* [WHAT THE TASK REQUIRES]:
Using "gian" as the search string, find the matching lines below and copy them.

-=-=-=-=-

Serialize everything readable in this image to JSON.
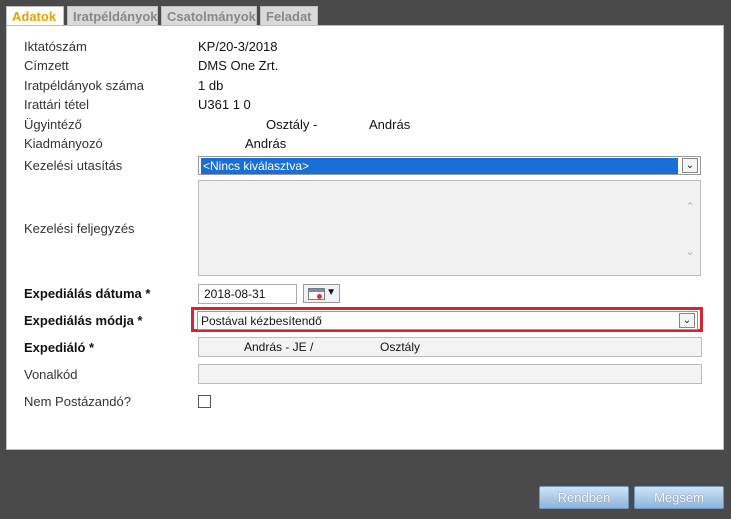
{
  "tabs": [
    {
      "label": "Adatok",
      "active": true
    },
    {
      "label": "Iratpéldányok",
      "active": false
    },
    {
      "label": "Csatolmányok",
      "active": false
    },
    {
      "label": "Feladat",
      "active": false
    }
  ],
  "fields": {
    "iktatoszam": {
      "label": "Iktatószám",
      "value": "KP/20-3/2018"
    },
    "cimzett": {
      "label": "Címzett",
      "value": "DMS One Zrt."
    },
    "iratpeldanyok_szama": {
      "label": "Iratpéldányok száma",
      "value": "1 db"
    },
    "irattari_tetel": {
      "label": "Irattári tétel",
      "value": "U361 1 0"
    },
    "ugyintezo": {
      "label": "Ügyintéző",
      "value_a": "Osztály -",
      "value_b": "András"
    },
    "kiadmanyozo": {
      "label": "Kiadmányozó",
      "value": "András"
    },
    "kezelesi_utasitas": {
      "label": "Kezelési utasítás",
      "value": "<Nincs kiválasztva>"
    },
    "kezelesi_feljegyzes": {
      "label": "Kezelési feljegyzés",
      "value": ""
    },
    "expedialas_datuma": {
      "label": "Expediálás dátuma *",
      "value": "2018-08-31"
    },
    "expedialas_modja": {
      "label": "Expediálás módja *",
      "value": "Postával kézbesítendő"
    },
    "expedialo": {
      "label": "Expediáló *",
      "value_a": "András - JE /",
      "value_b": "Osztály"
    },
    "vonalkod": {
      "label": "Vonalkód",
      "value": ""
    },
    "nem_postazando": {
      "label": "Nem Postázandó?",
      "checked": false
    }
  },
  "buttons": {
    "ok": "Rendben",
    "cancel": "Mégsem"
  },
  "colors": {
    "active_tab": "#e3a300",
    "highlight_border": "#d8242c",
    "selection": "#1a6fd6"
  }
}
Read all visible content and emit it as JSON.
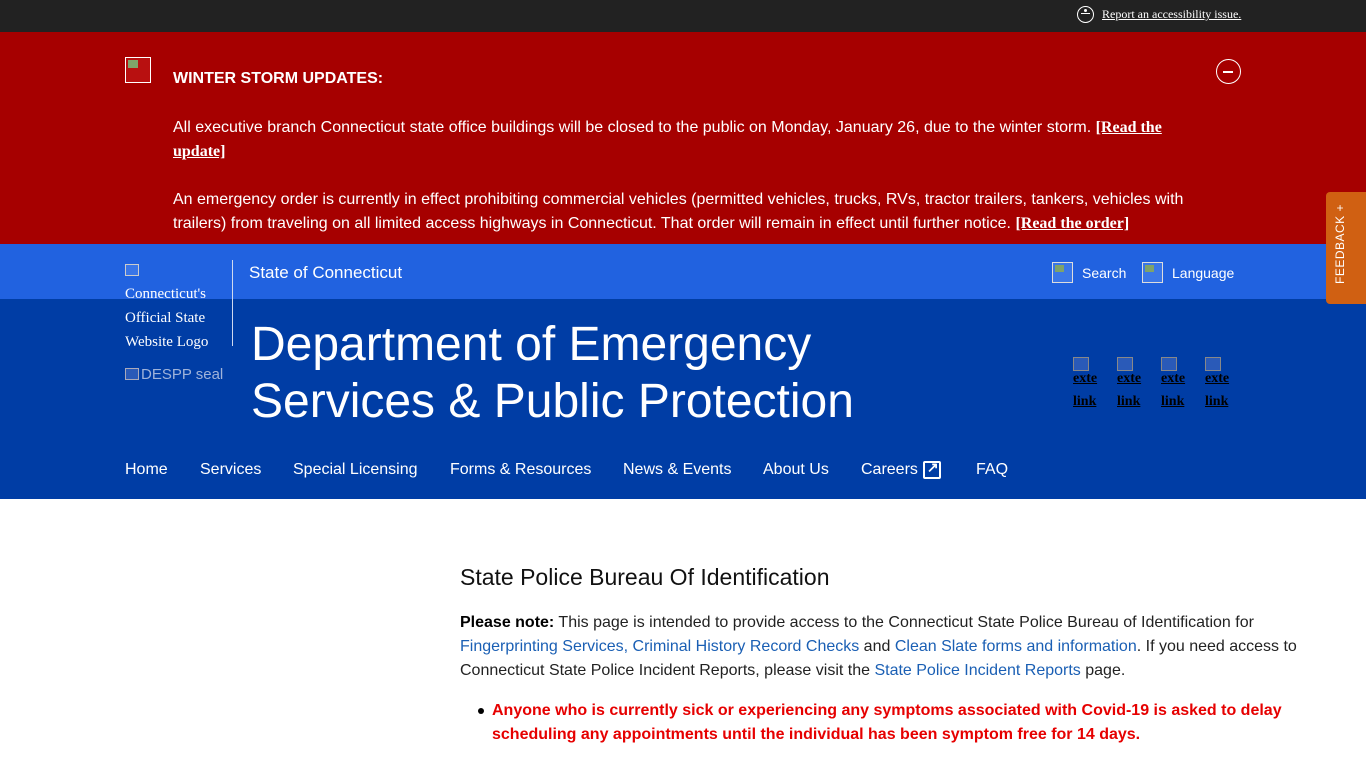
{
  "topbar": {
    "accessibility_link": "Report an accessibility issue."
  },
  "alert": {
    "title": "WINTER STORM UPDATES:",
    "p1_text": "All executive branch Connecticut state office buildings will be closed to the public on Monday, January 26, due to the winter storm. ",
    "p1_link": "[Read the update]",
    "p2_text": "An emergency order is currently in effect prohibiting commercial vehicles (permitted vehicles, trucks, RVs, tractor trailers, tankers, vehicles with trailers) from traveling on all limited access highways in Connecticut. That order will remain in effect until further notice. ",
    "p2_link": "[Read the order]",
    "bg_color": "#a60000"
  },
  "statebar": {
    "state_name": "State of Connecticut",
    "search_label": "Search",
    "language_label": "Language",
    "bg_color": "#2162e0"
  },
  "header": {
    "ct_logo_alt": "Connecticut's Official State Website Logo",
    "seal_alt": "DESPP seal",
    "dept_title": "Department of Emergency Services & Public Protection",
    "social_links": [
      "exte link",
      "exte link",
      "exte link",
      "exte link"
    ],
    "bg_color": "#003da5"
  },
  "nav": {
    "items": [
      "Home",
      "Services",
      "Special Licensing",
      "Forms & Resources",
      "News & Events",
      "About Us",
      "Careers",
      "FAQ"
    ]
  },
  "feedback": {
    "label": "FEEDBACK +",
    "color": "#d06012"
  },
  "main": {
    "page_title": "State Police Bureau Of Identification",
    "note_label": "Please note:",
    "note_text1": "  This page is intended to provide access to the Connecticut State Police Bureau of Identification for ",
    "note_link1": "Fingerprinting Services, Criminal History Record Checks",
    "note_text2": " and ",
    "note_link2": "Clean Slate forms and information",
    "note_text3": ". If you need access to Connecticut State Police Incident Reports, please visit the ",
    "note_link3": "State Police Incident Reports",
    "note_text4": " page.",
    "bullets": [
      "Anyone who is currently sick or experiencing any symptoms associated with Covid-19 is asked to delay scheduling any appointments until the individual has been symptom free for 14 days."
    ]
  }
}
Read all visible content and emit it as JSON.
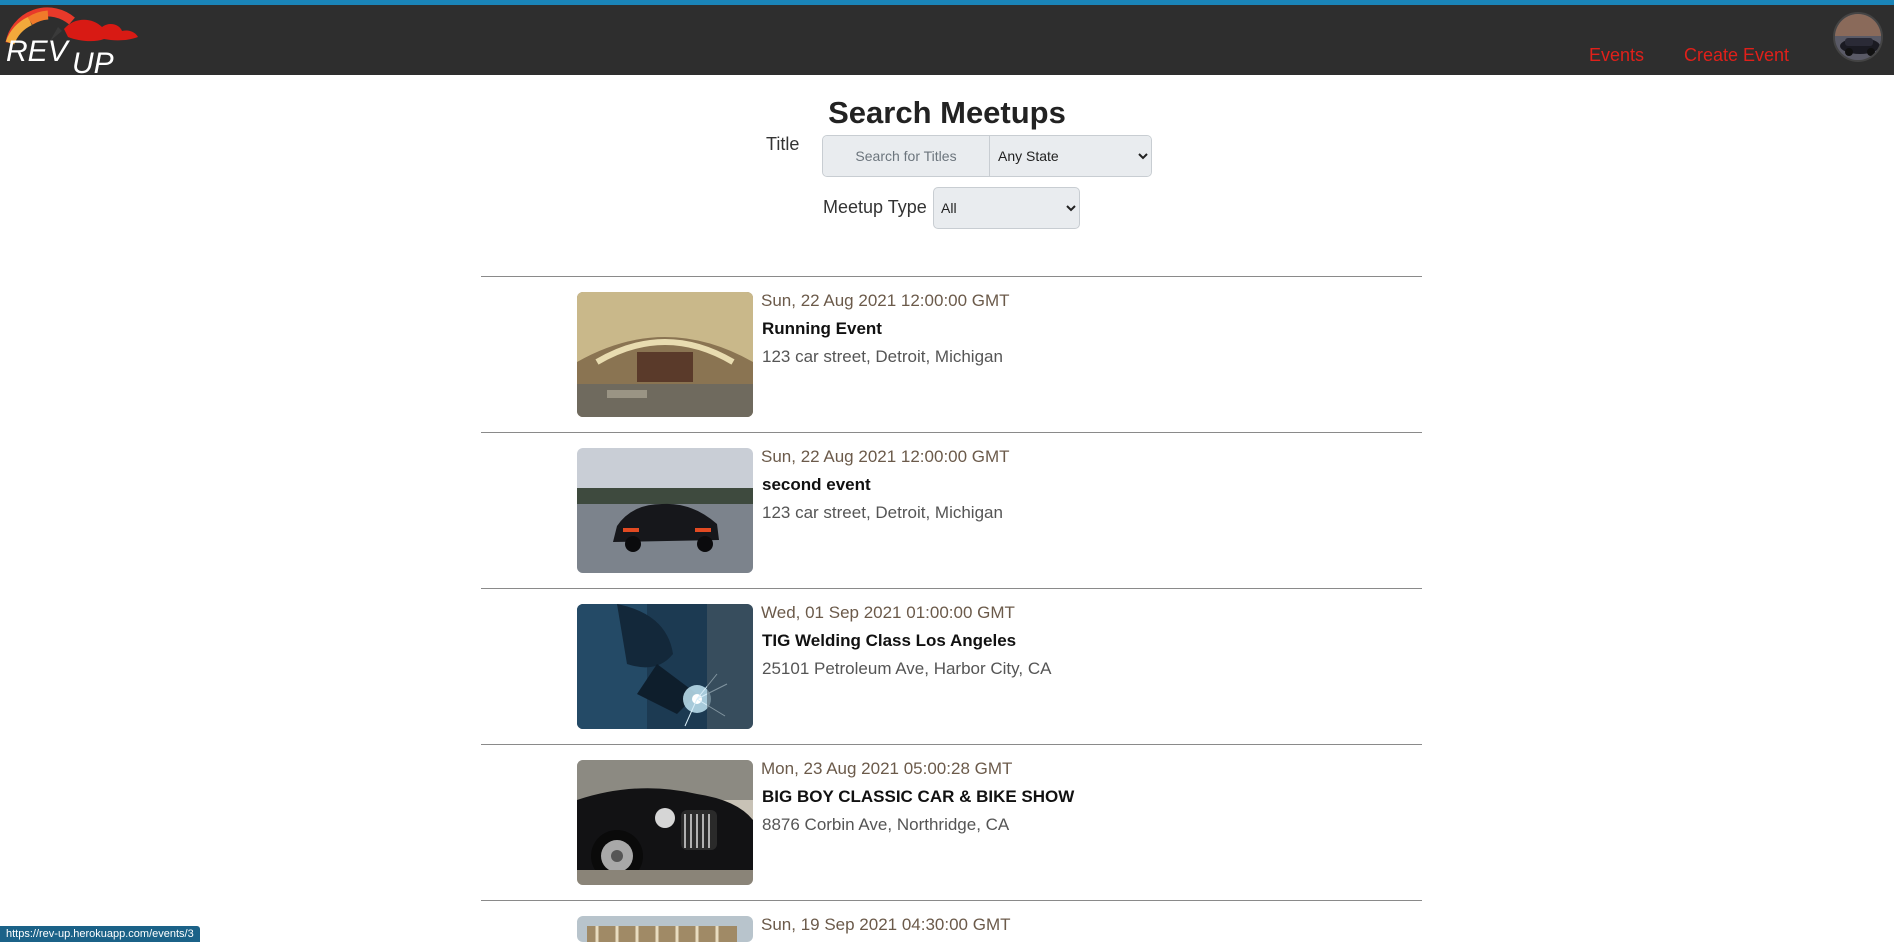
{
  "header": {
    "logo_text": "REVUP",
    "nav": {
      "events": "Events",
      "create_event": "Create Event"
    }
  },
  "search": {
    "heading": "Search Meetups",
    "title_label": "Title",
    "title_placeholder": "Search for Titles",
    "state_selected": "Any State",
    "type_label": "Meetup Type",
    "type_selected": "All"
  },
  "events": [
    {
      "date": "Sun, 22 Aug 2021 12:00:00 GMT",
      "title": "Running Event",
      "address": "123 car street, Detroit, Michigan",
      "image": "abandoned-theater-photo"
    },
    {
      "date": "Sun, 22 Aug 2021 12:00:00 GMT",
      "title": "second event",
      "address": "123 car street, Detroit, Michigan",
      "image": "black-sports-car-photo"
    },
    {
      "date": "Wed, 01 Sep 2021 01:00:00 GMT",
      "title": "TIG Welding Class Los Angeles",
      "address": "25101 Petroleum Ave, Harbor City, CA",
      "image": "welder-sparks-photo"
    },
    {
      "date": "Mon, 23 Aug 2021 05:00:28 GMT",
      "title": "BIG BOY CLASSIC CAR & BIKE SHOW",
      "address": "8876 Corbin Ave, Northridge, CA",
      "image": "classic-car-photo"
    },
    {
      "date": "Sun, 19 Sep 2021 04:30:00 GMT",
      "title": "",
      "address": "",
      "image": "building-photo"
    }
  ],
  "status_bar": {
    "url": "https://rev-up.herokuapp.com/events/3"
  },
  "colors": {
    "accent": "#e0201a",
    "header_bg": "#2e2e2e",
    "top_border": "#1a84b8"
  }
}
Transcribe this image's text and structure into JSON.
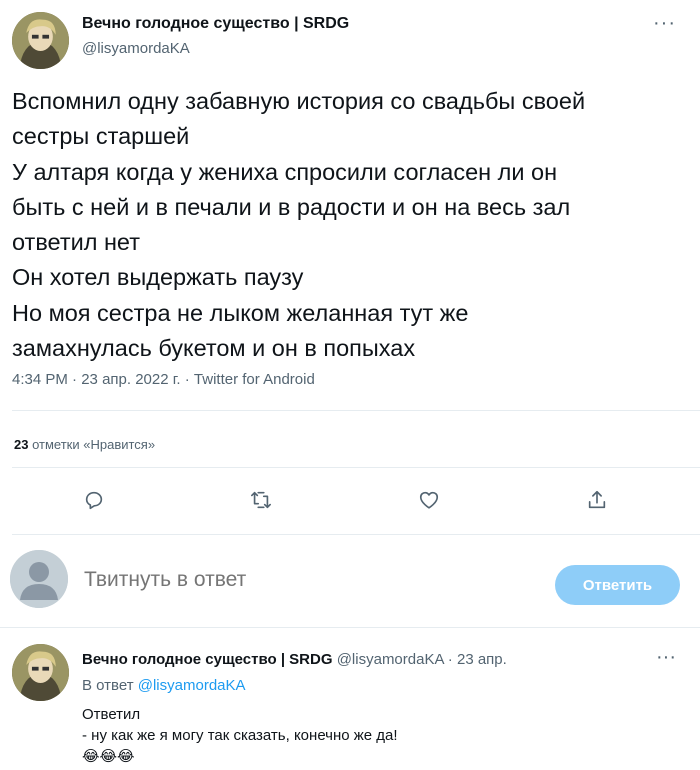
{
  "tweet": {
    "display_name": "Вечно голодное существо | SRDG",
    "handle": "@lisyamordaKA",
    "more": "···",
    "text": "Вспомнил одну забавную история со свадьбы своей\nсестры старшей\nУ алтаря когда у жениха спросили согласен ли он\nбыть с ней и в печали и в радости и он на весь зал\nответил нет\nОн хотел выдержать паузу\nНо моя сестра не лыком желанная тут же\nзамахнулась букетом и он в попыхах",
    "time": "4:34 PM",
    "date": "23 апр. 2022 г.",
    "source": "Twitter for Android",
    "separator": " · "
  },
  "stats": {
    "likes_count": "23",
    "likes_label": "отметки «Нравится»"
  },
  "actions": {
    "icons": [
      "reply-icon",
      "retweet-icon",
      "like-icon",
      "share-icon"
    ]
  },
  "compose": {
    "placeholder": "Твитнуть в ответ",
    "button_label": "Ответить",
    "button_color": "#8ecdf8"
  },
  "reply": {
    "display_name": "Вечно голодное существо | SRDG",
    "handle": "@lisyamordaKA",
    "date": "23 апр.",
    "separator": " · ",
    "more": "···",
    "reply_to_label": "В ответ",
    "reply_to_handle": "@lisyamordaKA",
    "text": "Ответил\n- ну как же я могу так сказать, конечно же да!\n😂😂😂"
  },
  "colors": {
    "text": "#0f1419",
    "secondary": "#536471",
    "link": "#1d9bf0",
    "divider": "#e6ecf0"
  }
}
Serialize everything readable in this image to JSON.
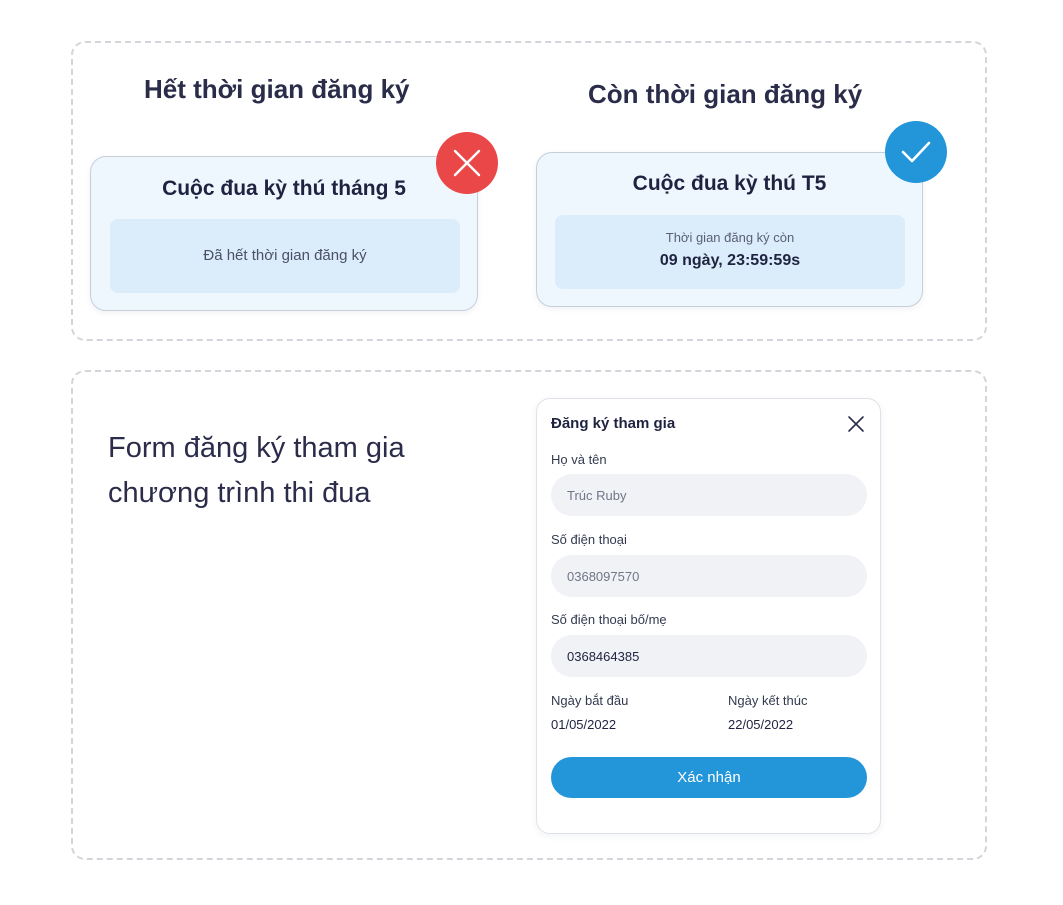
{
  "expired_section": {
    "title": "Hết thời gian đăng ký",
    "card_title": "Cuộc đua kỳ thú tháng 5",
    "message": "Đã hết thời gian đăng ký",
    "badge_icon": "x-icon",
    "badge_color": "#ea4748"
  },
  "open_section": {
    "title": "Còn thời gian đăng ký",
    "card_title": "Cuộc đua kỳ thú T5",
    "countdown_label": "Thời gian đăng ký còn",
    "countdown_value": "09 ngày, 23:59:59s",
    "badge_icon": "check-icon",
    "badge_color": "#2396da"
  },
  "form_caption": {
    "line1": "Form đăng ký tham gia",
    "line2": "chương trình thi đua"
  },
  "form": {
    "title": "Đăng ký tham gia",
    "close_icon": "close-icon",
    "name_label": "Họ và tên",
    "name_placeholder": "Trúc Ruby",
    "phone_label": "Số điện thoại",
    "phone_value": "0368097570",
    "parent_phone_label": "Số điện thoại bố/mẹ",
    "parent_phone_value": "0368464385",
    "start_label": "Ngày bắt đầu",
    "start_value": "01/05/2022",
    "end_label": "Ngày kết thúc",
    "end_value": "22/05/2022",
    "submit_label": "Xác nhận",
    "accent_color": "#2396da"
  }
}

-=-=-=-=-

* [EXPECTED ANSWER]:
    "title": "Hết thời gian đăng ký",
    "message": "Đã hết thời gian đăng ký",
    "title": "Còn thời gian đăng ký",
    "countdown_label": "Thời gian đăng ký còn",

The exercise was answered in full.